Omar’s story is nothing new in Colombia, where the 50-plus years of conflict displaced over six million people. In the desperate shuffle, thousands of families ended up settling on lands owned or claimed by others. Today. the country’s Land Restitution Unit, an institution mandated to represent displaced land owners and deliver restitution to victims, is helping local authorities sort out the situation.
Until recently, the government had not taken stock of the situation of “secondary occupants”—good-faith occupants of land being claimed by others—and restitution rulings have lacked sustainable solutions for victims like Omar. The challenges run even deeper: most such occupants are not aware of their land rights, and families like Omar’s never had a public defender to support their case.
“I searched for the owners in 2004. Back then, neighbors told us that the land was worth what was planted on it,” says Omar. “It would be hard to leave this now. It hurts to think of losing all the life we have created.”

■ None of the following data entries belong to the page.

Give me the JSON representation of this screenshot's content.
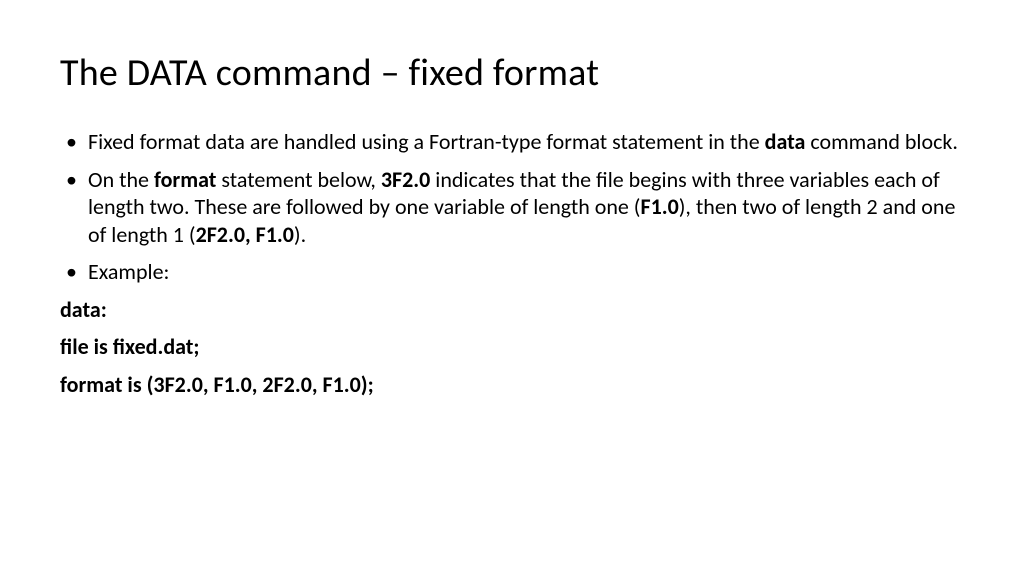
{
  "title": "The DATA command – fixed format",
  "bullet1": {
    "pre": "Fixed format data are handled using a Fortran-type format statement in the ",
    "k1": "data",
    "post": " command block."
  },
  "bullet2": {
    "p1": "On the ",
    "k1": "format",
    "p2": " statement below, ",
    "k2": "3F2.0",
    "p3": " indicates that the file begins with three variables each of length two. These are followed by one variable of length one (",
    "k3": "F1.0",
    "p4": "), then two of length 2 and one of length 1 (",
    "k4": "2F2.0, F1.0",
    "p5": ")."
  },
  "bullet3": "Example:",
  "code": {
    "l1": "data:",
    "l2": "file is fixed.dat;",
    "l3": "format is (3F2.0, F1.0, 2F2.0, F1.0);"
  }
}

Twelve years later, Omar and his family turned nine hectares of land wedged between two hillsides into a productive farm providing the family with yucca, maize, and tropical fruit. Omar has planted over 50 fruit trees, from mango to avocado and carries forth the Zenú weaving tradition. His family grows caña de fleche, the raw material used to make Colombia’s famous cowboy hat.
Land restitution is a fundamental part of Colombia’s current peace deal, which spells out the government’s duty to provide integrated rural reform. The government estimates that over 160,000 people are still in need of land restitution, a tall order for an institution that has processed 23,000 cases in the last five years. The USAID-funded Land and Rural Development Program (LRDP) is supporting the government with strengthening it’s institutional framwork—the foundation of effective land governance—to implement the peace accords. Guided by the government, LRDP focuses on priority areas with high concentrations of vulnerable groups such as indigenous communities and secondary occupants.
Legal assistance for secondary occupants is one aspect of the program’s comprehensive approach to improving the quality of legal assistance to improve the quality of legal assistance provided to restitution cases. In 2015, through LRDP support, public defender Carlos Beltrán visited Omar’s parcel to offer his family legal assistance and defend their case during the restitution proceedings.
Beltrán was hired as a public defender in Sucre Department in 2014 and has over 100 secondary occupant cases on his plate. Omar and his family provided him with a power of attorney and the background on the family’s arrival to the parcel. The case—which is complicated by the fact that the land is supporting so many famlies—is currently in the evidentiary phase and is expected to go in front of a judge this year.
There are over 1,600 secondary occupants living in LRDP’s five target regions, many of whom are entwined in complex legal cases but cannot afford the legal representation they need. LRDP has trained and supported some 250 public defenders and reached more than 800 secondary occupants.
“These victims are always saying to me: the land is of those who work it,” Beltrán explains. “There is a lot of desperation and for many of our clients, the public defender is their final hope.”